Abstract

Historically considered as a nobody’s land, craniovertebral junction (CVJ) surgery or specialty recently gained high consideration as symbol of challenging surgery as well as selective top level qualifying surgery. The alliance between Neurosurgeons and Otorhinolaringologists has become stronger in the time. CVJ has unique anatomical bone and neurovascular structures architecture. It not only separates from the subaxial cervical spine but it also provides a special cranial flexion, extension, and axial rotation pattern. Stability is provided by a complex combination of osseous and ligamentous supports which allows a large degree of motion. The perfect knowledge of CVJ anatomy and physiology allow to better understand surgical procedures of the occiput, atlas and axis and the specific diseases that affect the region. Although many years passed since the beginning of this pioneering surgery, managing lesions situated in the anterior aspect of the CVJ still remains a challenging neurosurgical problem.
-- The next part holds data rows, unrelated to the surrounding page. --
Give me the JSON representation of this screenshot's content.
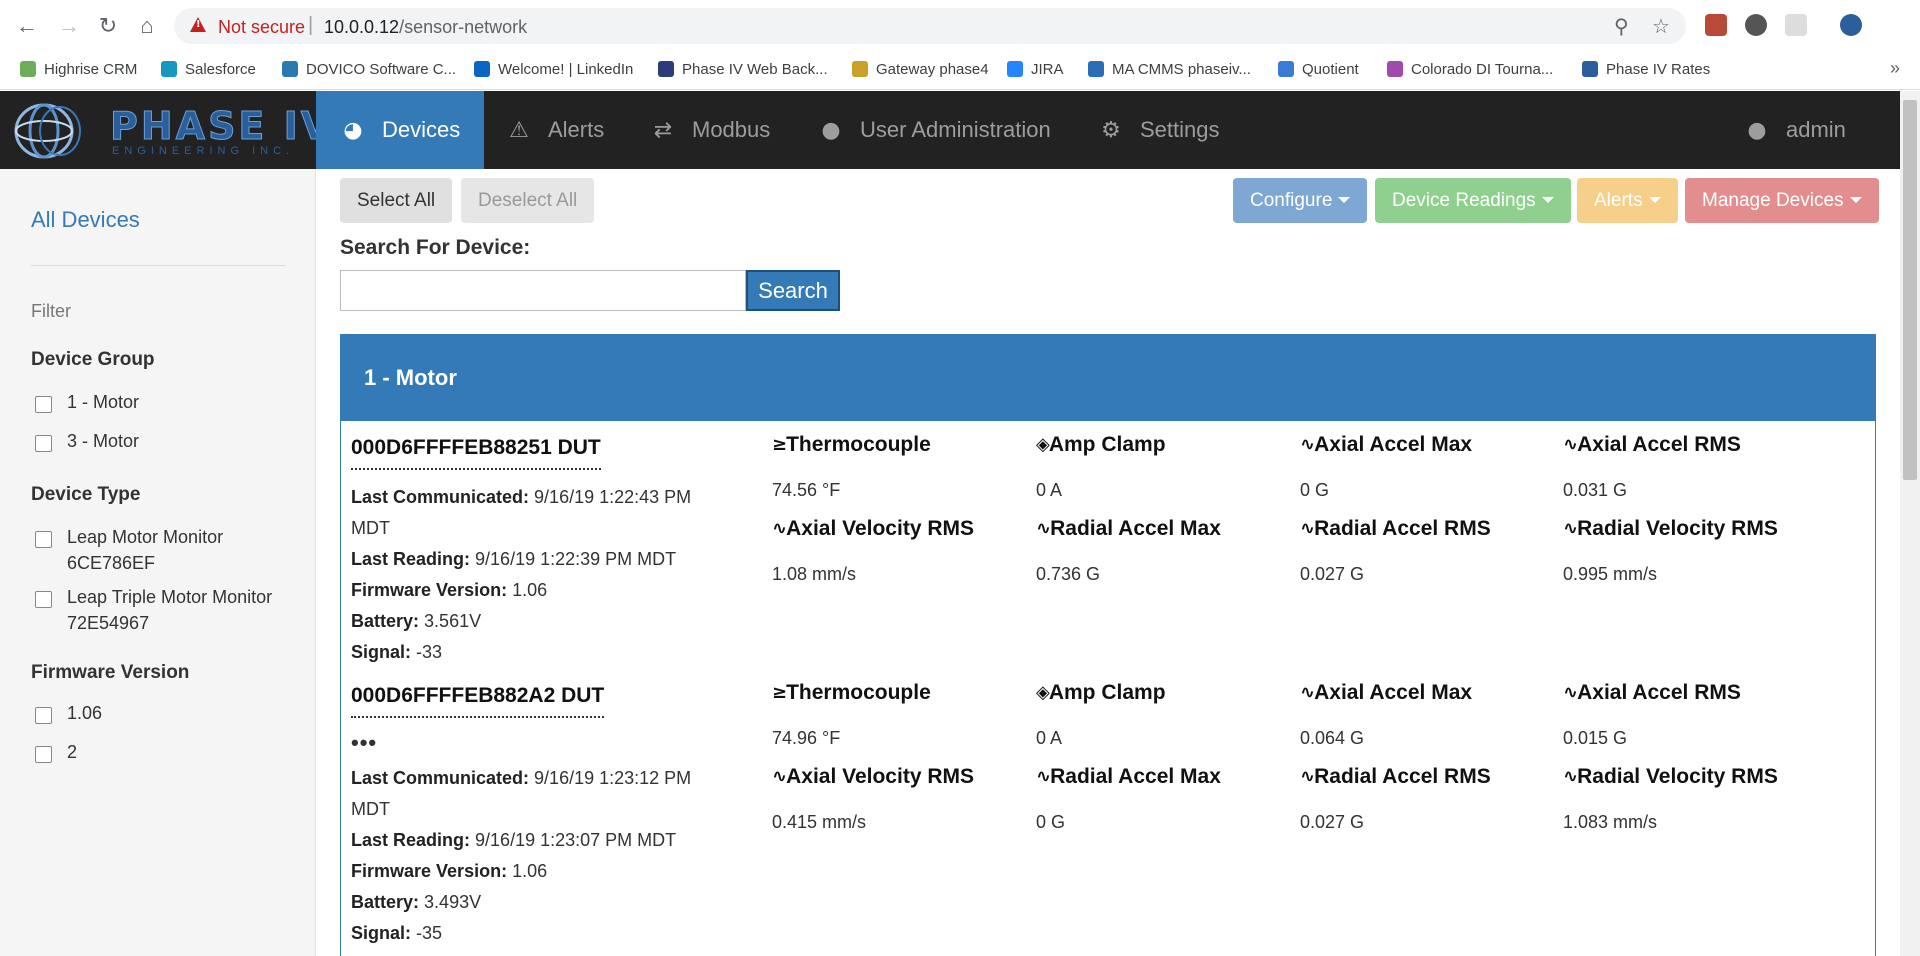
{
  "browser": {
    "not_secure": "Not secure",
    "url_host": "10.0.0.12",
    "url_path": "/sensor-network",
    "bookmarks": [
      {
        "label": "Highrise CRM",
        "color": "#6cae5a"
      },
      {
        "label": "Salesforce",
        "color": "#1798c1"
      },
      {
        "label": "DOVICO Software C...",
        "color": "#2a7ab0"
      },
      {
        "label": "Welcome! | LinkedIn",
        "color": "#0a66c2"
      },
      {
        "label": "Phase IV Web Back...",
        "color": "#2a3d7a"
      },
      {
        "label": "Gateway phase4",
        "color": "#c8a02a"
      },
      {
        "label": "JIRA",
        "color": "#2684ff"
      },
      {
        "label": "MA CMMS phaseiv...",
        "color": "#2a6fb5"
      },
      {
        "label": "Quotient",
        "color": "#3a7bd5"
      },
      {
        "label": "Colorado DI Tourna...",
        "color": "#a04ab0"
      },
      {
        "label": "Phase IV Rates",
        "color": "#2a5f9b"
      }
    ],
    "more": "»"
  },
  "nav": {
    "items": [
      {
        "label": "Devices",
        "icon": "dashboard-icon"
      },
      {
        "label": "Alerts",
        "icon": "warning-icon"
      },
      {
        "label": "Modbus",
        "icon": "transfer-icon"
      },
      {
        "label": "User Administration",
        "icon": "user-icon"
      },
      {
        "label": "Settings",
        "icon": "gear-icon"
      }
    ],
    "user": "admin"
  },
  "sidebar": {
    "all_devices": "All Devices",
    "filter": "Filter",
    "device_group": {
      "heading": "Device Group",
      "options": [
        "1 - Motor",
        "3 - Motor"
      ]
    },
    "device_type": {
      "heading": "Device Type",
      "options": [
        "Leap Motor Monitor 6CE786EF",
        "Leap Triple Motor Monitor 72E54967"
      ]
    },
    "firmware_version": {
      "heading": "Firmware Version",
      "options": [
        "1.06",
        "2"
      ]
    }
  },
  "toolbar": {
    "select_all": "Select All",
    "deselect_all": "Deselect All",
    "configure": "Configure",
    "device_readings": "Device Readings",
    "alerts": "Alerts",
    "manage_devices": "Manage Devices",
    "colors": {
      "configure": "#7fa7d3",
      "device_readings": "#8fd08f",
      "alerts": "#f6d08a",
      "manage_devices": "#e28e8e"
    }
  },
  "search": {
    "label": "Search For Device:",
    "value": "",
    "button": "Search"
  },
  "group": {
    "title": "1 - Motor",
    "devices": [
      {
        "name": "000D6FFFFEB88251 DUT",
        "more": "",
        "last_communicated_label": "Last Communicated:",
        "last_communicated": "9/16/19 1:22:43 PM",
        "last_communicated_tz": "MDT",
        "last_reading_label": "Last Reading:",
        "last_reading": "9/16/19 1:22:39 PM MDT",
        "firmware_label": "Firmware Version:",
        "firmware": "1.06",
        "battery_label": "Battery:",
        "battery": "3.561V",
        "signal_label": "Signal:",
        "signal": "-33",
        "metrics": [
          {
            "title": "Thermocouple",
            "value": "74.56 °F",
            "icon": "thermometer-icon"
          },
          {
            "title": "Amp Clamp",
            "value": "0 A",
            "icon": "amp-clamp-icon"
          },
          {
            "title": "Axial Accel Max",
            "value": "0 G",
            "icon": "waveform-icon"
          },
          {
            "title": "Axial Accel RMS",
            "value": "0.031 G",
            "icon": "waveform-icon"
          },
          {
            "title": "Axial Velocity RMS",
            "value": "1.08 mm/s",
            "icon": "waveform-icon"
          },
          {
            "title": "Radial Accel Max",
            "value": "0.736 G",
            "icon": "waveform-icon"
          },
          {
            "title": "Radial Accel RMS",
            "value": "0.027 G",
            "icon": "waveform-icon"
          },
          {
            "title": "Radial Velocity RMS",
            "value": "0.995 mm/s",
            "icon": "waveform-icon"
          }
        ]
      },
      {
        "name": "000D6FFFFEB882A2 DUT",
        "more": "•••",
        "last_communicated_label": "Last Communicated:",
        "last_communicated": "9/16/19 1:23:12 PM",
        "last_communicated_tz": "MDT",
        "last_reading_label": "Last Reading:",
        "last_reading": "9/16/19 1:23:07 PM MDT",
        "firmware_label": "Firmware Version:",
        "firmware": "1.06",
        "battery_label": "Battery:",
        "battery": "3.493V",
        "signal_label": "Signal:",
        "signal": "-35",
        "metrics": [
          {
            "title": "Thermocouple",
            "value": "74.96 °F",
            "icon": "thermometer-icon"
          },
          {
            "title": "Amp Clamp",
            "value": "0 A",
            "icon": "amp-clamp-icon"
          },
          {
            "title": "Axial Accel Max",
            "value": "0.064 G",
            "icon": "waveform-icon"
          },
          {
            "title": "Axial Accel RMS",
            "value": "0.015 G",
            "icon": "waveform-icon"
          },
          {
            "title": "Axial Velocity RMS",
            "value": "0.415 mm/s",
            "icon": "waveform-icon"
          },
          {
            "title": "Radial Accel Max",
            "value": "0 G",
            "icon": "waveform-icon"
          },
          {
            "title": "Radial Accel RMS",
            "value": "0.027 G",
            "icon": "waveform-icon"
          },
          {
            "title": "Radial Velocity RMS",
            "value": "1.083 mm/s",
            "icon": "waveform-icon"
          }
        ]
      }
    ]
  }
}
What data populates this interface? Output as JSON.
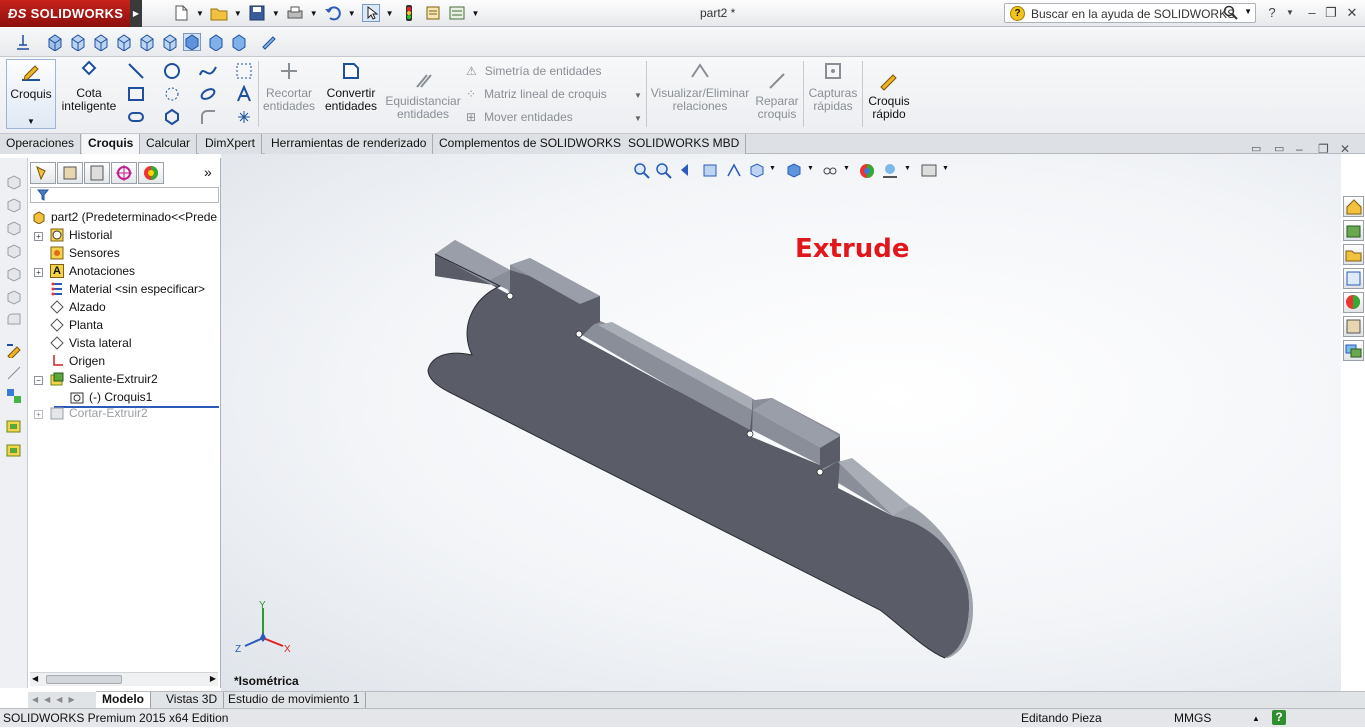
{
  "app": {
    "logo": "SOLIDWORKS",
    "document_title": "part2 *",
    "search_placeholder": "Buscar en la ayuda de SOLIDWORKS",
    "help_label": "?"
  },
  "ribbon": {
    "croquis": "Croquis",
    "cota_1": "Cota",
    "cota_2": "inteligente",
    "recortar_1": "Recortar",
    "recortar_2": "entidades",
    "convertir_1": "Convertir",
    "convertir_2": "entidades",
    "equidistanciar_1": "Equidistanciar",
    "equidistanciar_2": "entidades",
    "simetria": "Simetría de entidades",
    "matriz": "Matriz lineal de croquis",
    "mover": "Mover entidades",
    "visualizar_1": "Visualizar/Eliminar",
    "visualizar_2": "relaciones",
    "reparar_1": "Reparar",
    "reparar_2": "croquis",
    "capturas_1": "Capturas",
    "capturas_2": "rápidas",
    "rapido_1": "Croquis",
    "rapido_2": "rápido"
  },
  "tabs": [
    "Operaciones",
    "Croquis",
    "Calcular",
    "DimXpert",
    "Herramientas de renderizado",
    "Complementos de SOLIDWORKS",
    "SOLIDWORKS MBD"
  ],
  "tree": {
    "root": "part2  (Predeterminado<<Prede",
    "items": [
      "Historial",
      "Sensores",
      "Anotaciones",
      "Material <sin especificar>",
      "Alzado",
      "Planta",
      "Vista lateral",
      "Origen",
      "Saliente-Extruir2",
      "(-) Croquis1",
      "Cortar-Extruir2"
    ]
  },
  "viewport": {
    "annotation": "Extrude",
    "view_name": "*Isométrica",
    "axis_x": "X",
    "axis_y": "Y",
    "axis_z": "Z"
  },
  "bottom_tabs": [
    "Modelo",
    "Vistas 3D",
    "Estudio de movimiento 1"
  ],
  "status": {
    "edition": "SOLIDWORKS Premium 2015 x64 Edition",
    "mode": "Editando Pieza",
    "units": "MMGS",
    "help": "?"
  },
  "colors": {
    "part_face": "#5a5d68",
    "part_top": "#8a8e99",
    "part_side": "#a9adb6",
    "annotation": "#e0181b",
    "logo_bg": "#b81c17"
  }
}
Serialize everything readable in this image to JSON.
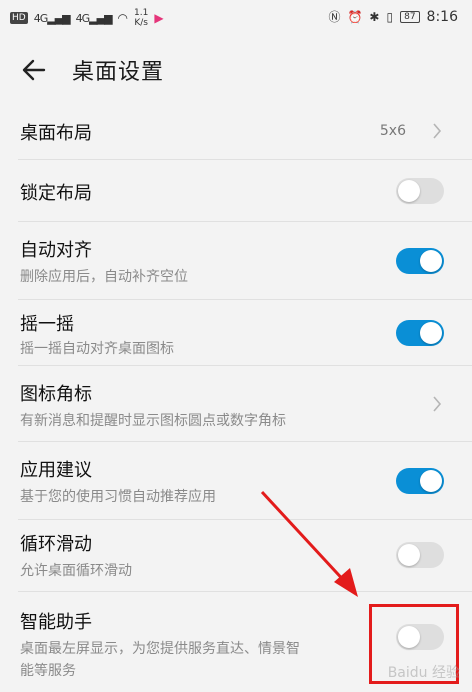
{
  "status_bar": {
    "left_badge": "HD",
    "signal_1": "4G",
    "signal_2": "4G",
    "speed_top": "1.1",
    "speed_unit": "K/s",
    "battery": "87",
    "time": "8:16"
  },
  "header": {
    "title": "桌面设置"
  },
  "settings": [
    {
      "title": "桌面布局",
      "value": "5x6",
      "control": "chevron"
    },
    {
      "title": "锁定布局",
      "control": "toggle",
      "on": false
    },
    {
      "title": "自动对齐",
      "subtitle": "删除应用后，自动补齐空位",
      "control": "toggle",
      "on": true
    },
    {
      "title": "摇一摇",
      "subtitle": "摇一摇自动对齐桌面图标",
      "control": "toggle",
      "on": true
    },
    {
      "title": "图标角标",
      "subtitle": "有新消息和提醒时显示图标圆点或数字角标",
      "control": "chevron"
    },
    {
      "title": "应用建议",
      "subtitle": "基于您的使用习惯自动推荐应用",
      "control": "toggle",
      "on": true
    },
    {
      "title": "循环滑动",
      "subtitle": "允许桌面循环滑动",
      "control": "toggle",
      "on": false
    },
    {
      "title": "智能助手",
      "subtitle_line1": "桌面最左屏显示，为您提供服务直达、情景智",
      "subtitle_line2": "能等服务",
      "control": "toggle",
      "on": false
    }
  ],
  "watermark": "Baidu 经验",
  "colors": {
    "accent": "#0a8fd6",
    "toggle_off": "#dedede",
    "annotation": "#e31b1b"
  }
}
Many studies are available in the literature so far aiming to examine the microsurgical anatomy of both the anterior and posterior extradural and intradural aspects of the CVJ as well as the differences in all the possible surgical exposures obtained by 360° approach philosophy. Herein we provide a short but quite complete at glance tour across the personal experience and publications and the more recent literature available in order to highlight where this alliance between Neurosurgeon and Otorhinolaringologist is mandatory, strongly advisable or unnecessary.